Start by picking your favorite spot on the equator. You're going to walk around the world along the equator, but take a very leisurely pace of one step every billion years. The equatorial circumference of the Earth is 40,075,017 meters.Make sure to pack a deck of playing cards, so you can get in a few trillion hands of solitaire between steps. After you complete your round the world trip, remove one drop of water from the Pacific Ocean. Now do the same thing again: walk around the world at one billion years per step, removing one drop of water from the Pacific Ocean each time you circle the globe. The Pacific Ocean contains 707.6 million cubic kilometers of water.Continue until the ocean is empty. When it is, take one sheet of paper and place it flat on the ground. Now, fill the ocean back up and start the entire process all over again, adding a sheet of paper to the stack each time you’ve emptied the ocean.
Do this until the stack of paper reaches from the Earth to the Sun. Take a glance at the timer, you will see that the three leftmost digits haven’t even changed. You still have 8.063e67 more seconds to go.1 Astronomical Unit, the distance from the Earth to the Sun, is defined as 149,597,870.691 kilometers.So, take the stack of papers down and do it all over again. One thousand times more. Unfortunately, that still won’t do it. There are still more than 5.385e67 seconds remaining. You’re just about a third of the way done.
And you thought Sunday afternoons were boringTo pass the remaining time, start shuffling your deck of cards. Every billion years deal yourself a 5card poker hand. Each time you get a royal flush, buy yourself a lottery ticket. A royal flush occurs in one out of every 649,740 hands.If that ticket wins the jackpot, throw a grain of sand into the Grand Canyon. Keep going and when you’ve filled up the canyon with sand, remove one ounce of rock from Mt. Everest. Now empty the canyon and start all over again. When you’ve levelled Mt. Everest, look at the timer, you still have 5.364e67 seconds remaining. Mt. Everest weighs about 357 trillion pounds.You barely made a dent. If you were to repeat this 255 times, you would still be looking at 3.024e64 seconds. The timer would finally reach zero sometime during your 256th attempt. Exercise for the reader: at what point exactly would the timer reach zero?

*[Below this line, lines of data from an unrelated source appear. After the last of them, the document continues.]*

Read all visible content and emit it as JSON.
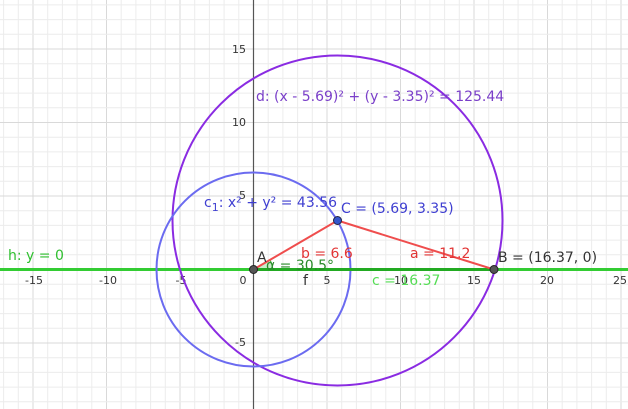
{
  "colors": {
    "line_h": "#33cc33",
    "circle_c1": "#6b6bf0",
    "circle_d": "#8a2be2",
    "triangle": "#ef4d4d",
    "angle_fill": "#66cc66",
    "point_fill": "#555555",
    "point_c_fill": "#3355cc",
    "label_purple": "#7a3fc9",
    "label_blue": "#3f3fd1",
    "label_red": "#e23535",
    "label_green": "#2fbf2f",
    "label_dark": "#333333",
    "label_c_len": "#55dd55"
  },
  "axes": {
    "x_ticks": [
      "-15",
      "-10",
      "-5",
      "0",
      "5",
      "10",
      "15",
      "20",
      "25"
    ],
    "y_ticks": [
      "15",
      "10",
      "5",
      "-5"
    ]
  },
  "labels": {
    "line_h": "h: y = 0",
    "circle_d": "d: (x - 5.69)² + (y - 3.35)² = 125.44",
    "circle_c1_prefix": "c",
    "circle_c1_sub": "1",
    "circle_c1_rest": ": x² + y² = 43.56",
    "point_a": "A",
    "point_b": "B = (16.37, 0)",
    "point_c": "C = (5.69, 3.35)",
    "seg_b": "b = 6.6",
    "seg_a": "a = 11.2",
    "seg_c": "c = 16.37",
    "angle_alpha": "α = 30.5°",
    "seg_f": "f"
  }
}
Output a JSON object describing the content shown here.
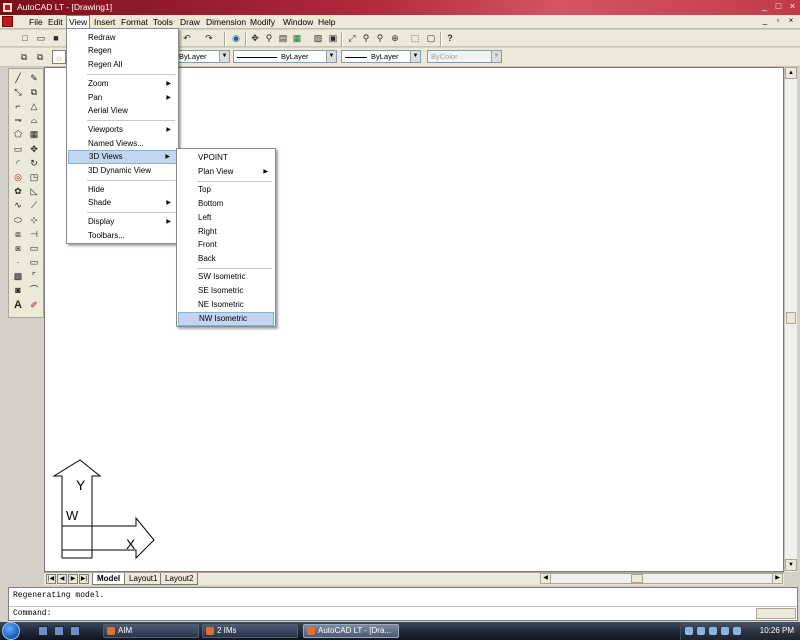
{
  "window": {
    "title": "AutoCAD LT - [Drawing1]",
    "minimize": "_",
    "maximize": "□",
    "close": "×"
  },
  "menubar": {
    "items": [
      "File",
      "Edit",
      "View",
      "Insert",
      "Format",
      "Tools",
      "Draw",
      "Dimension",
      "Modify",
      "Window",
      "Help"
    ],
    "active": "View",
    "child_controls": [
      "_",
      "▫",
      "×"
    ]
  },
  "properties_toolbar": {
    "color": "ByLayer",
    "linetype": "ByLayer",
    "lineweight": "ByLayer",
    "plotstyle": "ByColor"
  },
  "view_menu": {
    "items": [
      {
        "label": "Redraw"
      },
      {
        "label": "Regen"
      },
      {
        "label": "Regen All"
      },
      {
        "label": "Zoom",
        "submenu": true
      },
      {
        "label": "Pan",
        "submenu": true
      },
      {
        "label": "Aerial View"
      },
      {
        "label": "Viewports",
        "submenu": true
      },
      {
        "label": "Named Views..."
      },
      {
        "label": "3D Views",
        "submenu": true,
        "highlighted": true
      },
      {
        "label": "3D Dynamic View"
      },
      {
        "label": "Hide"
      },
      {
        "label": "Shade",
        "submenu": true
      },
      {
        "label": "Display",
        "submenu": true
      },
      {
        "label": "Toolbars..."
      }
    ]
  },
  "views3d_menu": {
    "items": [
      {
        "label": "VPOINT"
      },
      {
        "label": "Plan View",
        "submenu": true
      },
      {
        "label": "Top"
      },
      {
        "label": "Bottom"
      },
      {
        "label": "Left"
      },
      {
        "label": "Right"
      },
      {
        "label": "Front"
      },
      {
        "label": "Back"
      },
      {
        "label": "SW Isometric"
      },
      {
        "label": "SE Isometric"
      },
      {
        "label": "NE Isometric"
      },
      {
        "label": "NW Isometric",
        "highlighted": true
      }
    ]
  },
  "ucs_icon": {
    "y_label": "Y",
    "w_label": "W",
    "x_label": "X"
  },
  "layout_tabs": {
    "model": "Model",
    "layout1": "Layout1",
    "layout2": "Layout2"
  },
  "command": {
    "history": "Regenerating model.",
    "prompt": "Command:"
  },
  "taskbar": {
    "tasks": [
      {
        "label": "AIM",
        "active": false
      },
      {
        "label": "2 IMs",
        "active": false
      },
      {
        "label": "AutoCAD LT - [Dra...",
        "active": true
      }
    ],
    "clock": "10:26 PM"
  },
  "colors": {
    "title_bar": "#b0283a",
    "menu_highlight": "#c2d6ef",
    "canvas": "#ffffff"
  }
}
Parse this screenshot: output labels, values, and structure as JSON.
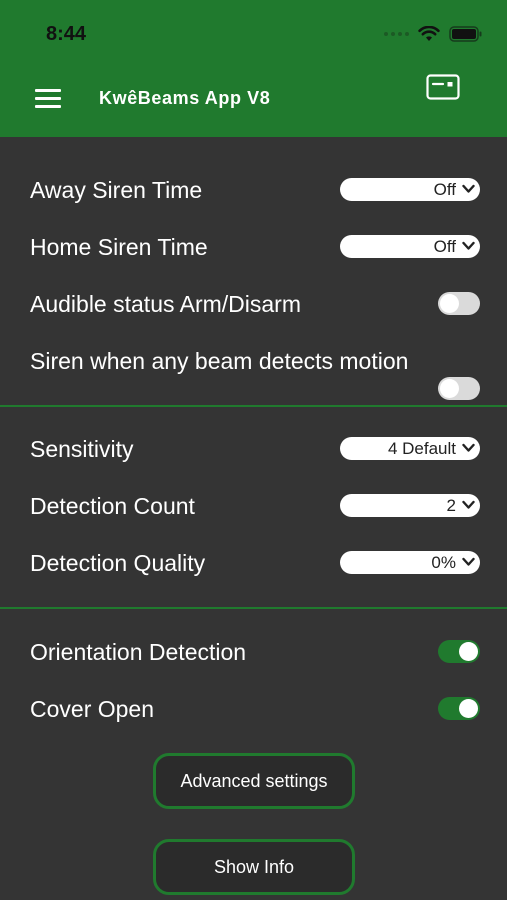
{
  "status_bar": {
    "time": "8:44",
    "icons": [
      "signal-dots-icon",
      "wifi-icon",
      "battery-icon"
    ]
  },
  "header": {
    "title": "KwêBeams App V8",
    "menu_icon": "hamburger-menu-icon",
    "right_icon": "card-icon"
  },
  "siren": {
    "away_label": "Away Siren Time",
    "away_value": "Off",
    "home_label": "Home Siren Time",
    "home_value": "Off",
    "audible_label": "Audible status Arm/Disarm",
    "audible_on": false,
    "any_beam_label": "Siren when any beam detects motion",
    "any_beam_on": false
  },
  "detection": {
    "sensitivity_label": "Sensitivity",
    "sensitivity_value": "4 Default",
    "count_label": "Detection Count",
    "count_value": "2",
    "quality_label": "Detection Quality",
    "quality_value": "0%"
  },
  "tamper": {
    "orientation_label": "Orientation Detection",
    "orientation_on": true,
    "cover_label": "Cover Open",
    "cover_on": true
  },
  "buttons": {
    "advanced": "Advanced settings",
    "info": "Show Info"
  },
  "colors": {
    "accent": "#207a2e",
    "background": "#343434",
    "text": "#ffffff"
  }
}
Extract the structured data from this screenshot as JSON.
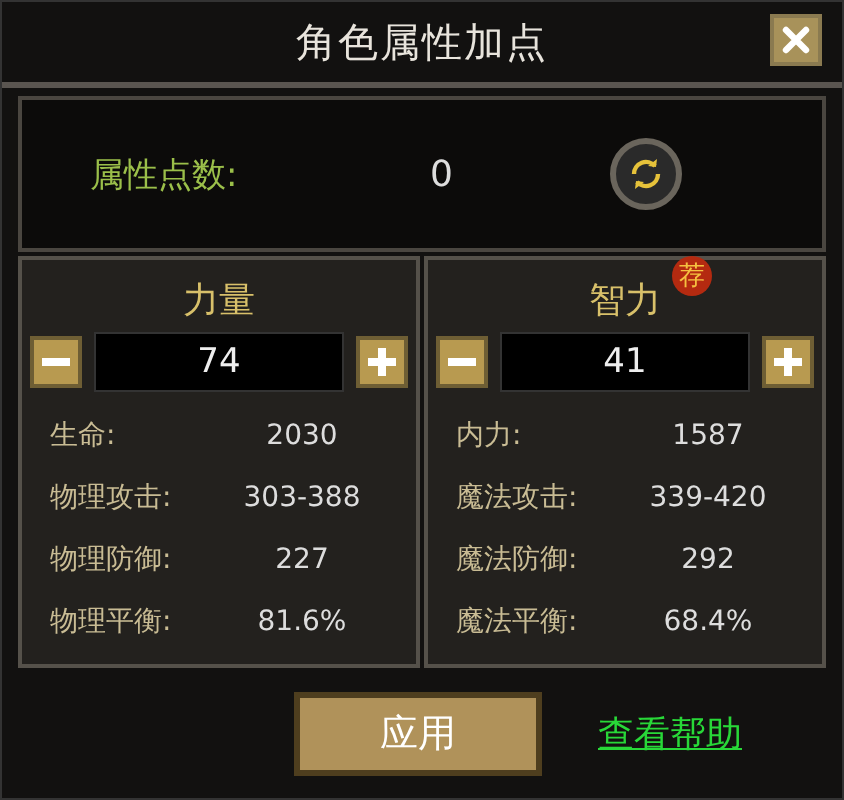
{
  "window": {
    "title": "角色属性加点"
  },
  "points": {
    "label": "属性点数:",
    "value": "0"
  },
  "attributes": [
    {
      "name": "力量",
      "value": "74",
      "stats": [
        {
          "label": "生命:",
          "value": "2030"
        },
        {
          "label": "物理攻击:",
          "value": "303-388"
        },
        {
          "label": "物理防御:",
          "value": "227"
        },
        {
          "label": "物理平衡:",
          "value": "81.6%"
        }
      ]
    },
    {
      "name": "智力",
      "value": "41",
      "badge": "荐",
      "stats": [
        {
          "label": "内力:",
          "value": "1587"
        },
        {
          "label": "魔法攻击:",
          "value": "339-420"
        },
        {
          "label": "魔法防御:",
          "value": "292"
        },
        {
          "label": "魔法平衡:",
          "value": "68.4%"
        }
      ]
    }
  ],
  "apply_button": "应用",
  "help_link": "查看帮助"
}
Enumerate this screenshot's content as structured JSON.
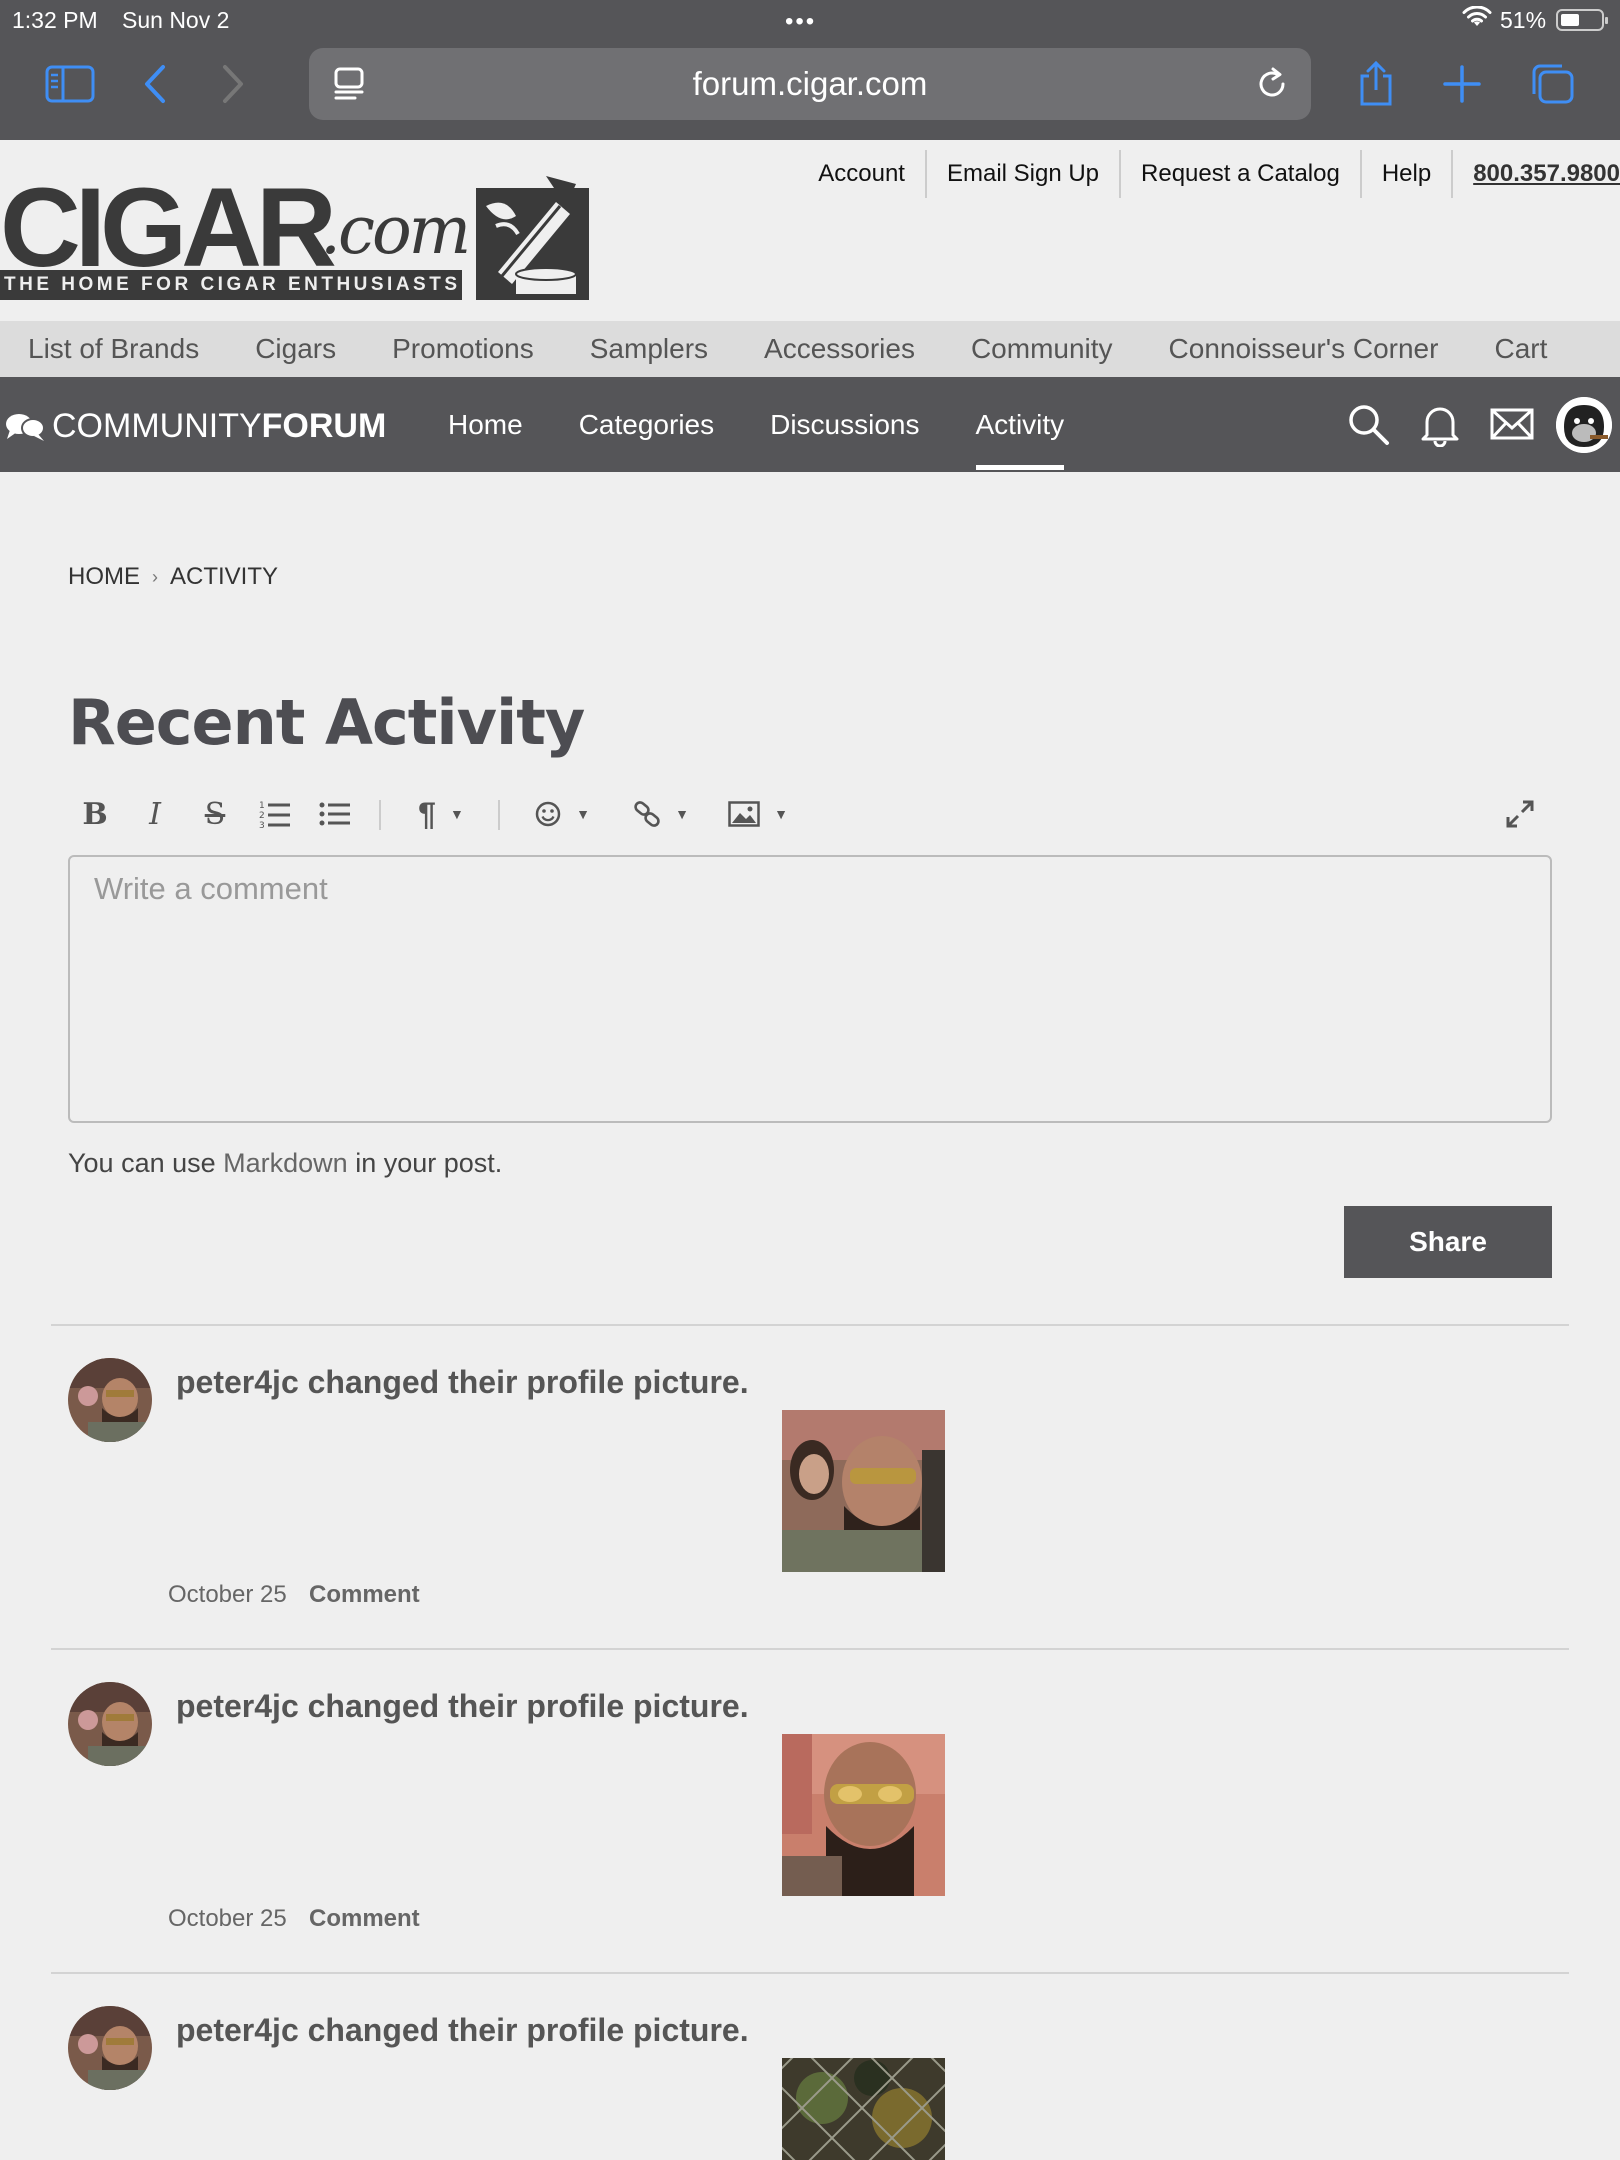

Back here on the ranchOf course, in reality none of this could ever happen. Sorry to break it to you. The truth is, the Pacific Ocean will boil off as the Sun becomes a red giant before you could even take your fifth step in your first trek around the world. Somewhat more of an obstacle, however, is the fact that all the stars in the universe will eventually burn out leaving space a dark, everexpanding void inhabited by a few scattered elementary particles drifting a tiny fraction of a degree above absolute zero. The exact details are still a bit fuzzy, but according to some reckonings of The Reckoning, all this could happen before you would've had a chance to reduce the vast Pacific by the amount of a few backyard swimming pools.